Austria Behind the Mask
Politics of a Nation since 1945
From aristocratic and Nazi legacies to parliamentary parties and new populisms, a renowned journalist explores the forces that have shaped Austria’s politics since 1945.
Austria has long been considered a European success story: a land-locked country on the losing side of World War Two, which emerged from ten years of post-war occupation as one of the EU’s richest member-states, a symbol of social consensus and political independence at the heart of Europe. But in the 2020s, the forward march of the far-right populist FPÖ threatens the return of old demons: extreme xenophobic racism, and economic and political instability.
The governing partnership between Austria’s youngest-ever Chancellor and the extreme-right party lasted less than two years, but has left a wreckage of corruption scandals, including an ongoing investigation of fraud at the top. A cosy relationship with Russia, particularly President Putin, has cast a shadow over Austria’s neutrality and reputation as a reliable EU partner. Belated confrontation of the Nazi past and the lingering legacy of the imperial nobility further muddy the waters, while the long decline of social democracy—the bedrock of post-war nation-building—has been equalled by the weak performance of the ruling conservative–green coalition, damaging trust in democracy.
Mixing personal memories with high political drama, Paul Lendvai reveals the knotted web of forces which have driven Austria to its current perilous state.
‘A skilfully blended mixture of memoir, political analysis… Lendvai carefully traces the evolution of Austria’s party politics and reserves his most trenchant criticism for the present day.’ — Financial Times
‘In this book, Paul Lendvai does for post–1945 Austria what Stefan Zweig has done for fin de siècle Vienna. Read it.’ — Ivan Krastev, Chairman of the Board, Center for Liberal Strategies
‘Lendvai … is today the doyen of Austrian journalism … personally acquainted with the great and powerful, both a prescient observer and a man on the scene … This book has it all, unfolding a moral picture of today’s Austria via the lessons of the past–above all, a relentless study of the country’s political class … If this dedicated and knowledgeable observer is right, Austria’s struggle with itself will remain on the international agenda for some time to come.’ — Neue Zürcher Zeitung
‘Paul Lendvai is a phenomenon … the most important journalist in Austria.

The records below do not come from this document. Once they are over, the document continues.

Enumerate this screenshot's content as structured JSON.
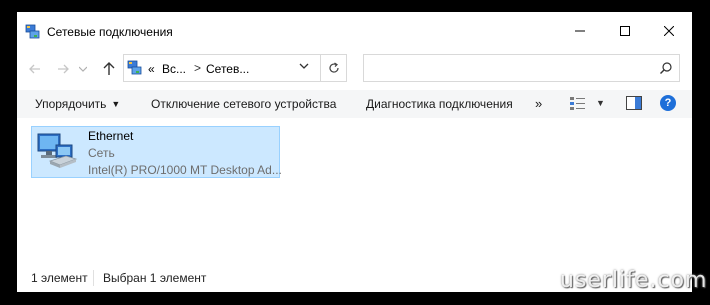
{
  "window": {
    "title": "Сетевые подключения",
    "icon": "network-connections-icon"
  },
  "address": {
    "overflow": "«",
    "segments": [
      "Вс...",
      "Сетев..."
    ],
    "separator": ">",
    "refresh_icon": "refresh-icon",
    "search_placeholder": ""
  },
  "toolbar": {
    "organize_label": "Упорядочить",
    "disable_label": "Отключение сетевого устройства",
    "diagnose_label": "Диагностика подключения",
    "more_label": "»",
    "help_label": "?"
  },
  "items": [
    {
      "name": "Ethernet",
      "network": "Сеть",
      "adapter": "Intel(R) PRO/1000 MT Desktop Ad..."
    }
  ],
  "status": {
    "count": "1 элемент",
    "selected": "Выбран 1 элемент"
  },
  "watermark": "userlife.com",
  "colors": {
    "selection_bg": "#cce8ff",
    "selection_border": "#99d1ff",
    "toolbar_bg": "#f5f6f7",
    "help_blue": "#1e6fd9"
  }
}
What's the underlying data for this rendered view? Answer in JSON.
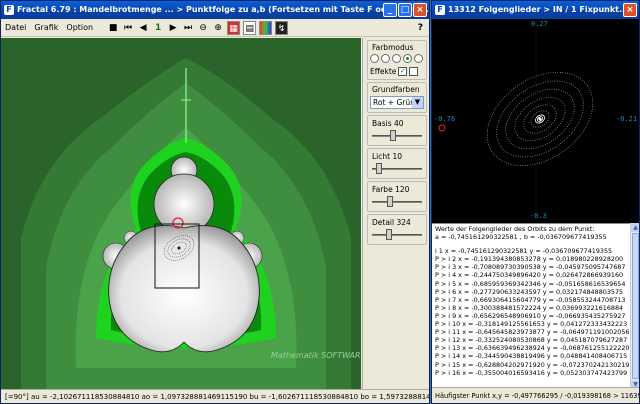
{
  "main_window": {
    "title": "Fractal 6.79 : Mandelbrotmenge ... > Punktfolge zu a,b (Fortsetzen mit Taste F oder Maus...",
    "menu": [
      "Datei",
      "Grafik",
      "Option"
    ],
    "toolbar": {
      "counter": "1",
      "help": "?"
    },
    "panel": {
      "farbmodus_label": "Farbmodus",
      "farbmodus_selected_index": 3,
      "effekte_label": "Effekte",
      "effekte_checked": true,
      "grundfarben_label": "Grundfarben",
      "grundfarben_value": "Rot + Grün",
      "basis_label": "Basis 40",
      "basis_value": 40,
      "licht_label": "Licht 10",
      "licht_value": 10,
      "farbe_label": "Farbe 120",
      "farbe_value": 120,
      "detail_label": "Detail 324",
      "detail_value": 324
    },
    "watermark": "Mathematik SOFTWARE",
    "status": "[=90°]  au = -2,102671118530884810  ao = 1,097328881469115190  bu = -1,602671118530884810  bo = 1,597328881469011151"
  },
  "orbit_window": {
    "title": "13312 Folgenglieder > IN / 1 Fixpunkt...",
    "axis": {
      "top": "0.27",
      "bottom": "-0.3",
      "left": "-0.78",
      "right": "-0.21"
    },
    "info_header_1": "Werte der Folgenglieder des Orbits zu dem Punkt:",
    "info_header_2": "a = -0,745161290322581 , b = -0,036709677419355",
    "rows": [
      "i 1  x = -0,745161290322581  y = -0,036709677419355",
      "P > i 2  x = -0,191394380853278  y = 0,018980228928200",
      "P > i 3  x = -0,708089730390538  y = -0,045975095747687",
      "P > i 4  x = -0,244750349896420  y = 0,026472866939160",
      "P > i 5  x = -0,685959369342346  y = -0,051658616539654",
      "P > i 6  x = -0,277290633243597  y = 0,032174848803575",
      "P > i 7  x = -0,669306415604779  y = -0,058553244708713",
      "P > i 8  x = -0,300388481572224  y = 0,036993221616884",
      "P > i 9  x = -0,656296548906910  y = -0,066935435275927",
      "P > i 10  x = -0,318149125561653  y = 0,041272333432223",
      "P > i 11  x = -0,645645823973877  y = -0,064971191002056",
      "P > i 12  x = -0,332524080530868  y = 0,045187079627287",
      "P > i 13  x = -0,636639496238924  y = -0,068761255122220",
      "P > i 14  x = -0,344590438819496  y = 0,048841408406715",
      "P > i 15  x = -0,628804202971920  y = -0,072370242130219",
      "P > i 16  x = -0,355004016593416  y = 0,052303747423799"
    ],
    "status": "Häufigster Punkt x,y = -0,497766295 / -0,019398168 > 11639x"
  }
}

An ice-cold analyst whose takes on Eastern and Central Europe are second-to-none. A world-class journalist.’ — Karel Schwarzenberg, former foreign minister of the Czech Republic
‘With Lendvai, it’s easy to use words like grand seigneur … a profound connoisseur of Eastern and Southern Europe … who has mastered the art of political analysis … Based on interviews with more than 50 politicians and other public figures … the book … is to be understood as a “wake-up call” … Lendvai sees things where others prefer to look the other way.’ — Salzburger Nachrichten
‘One of Austria’s most profound journalists … Lendvai takes no prisoners … Absolutely worth reading, and not only for those interested in history.’ — Vorarlberger Nachrichten
‘Erudite and incisive, this unsparing but fair analysis of Austrian post–War politics by an insider-outsider is vintage Paul Lendvai.’ — Shalini Randeria, President and Rector, Central European University Vienna
‘When Paul Lendvai writes about Austria, his gratitude is mixed with a touch of melancholy, and an enduring astonishment that both he and the country have made it this far … [Lendvai] has known everyone with something to say in this country since the 1960s … The upheavals of recent years have confirmed that Austrian politics is not a place of safety—but Lendvai would very much like it to be.’ — Süddeutsche Zeitung
‘Fascinating and informative … as close and true and deep an account as you are likely to read… If you want a sound grounding in modern Austrian politics, this book is the best place to start.’ — Jildy Sauce
Paul Lendvai, a Hungarian-born Austrian journalist and author, was the Vienna correspondent for the Financial Times for over twenty years. His most recent books, both published by Hurst, are The Hungarians (second edition); and Orbán: Europe’s New Strongman, which won the Prix du Livre Européen.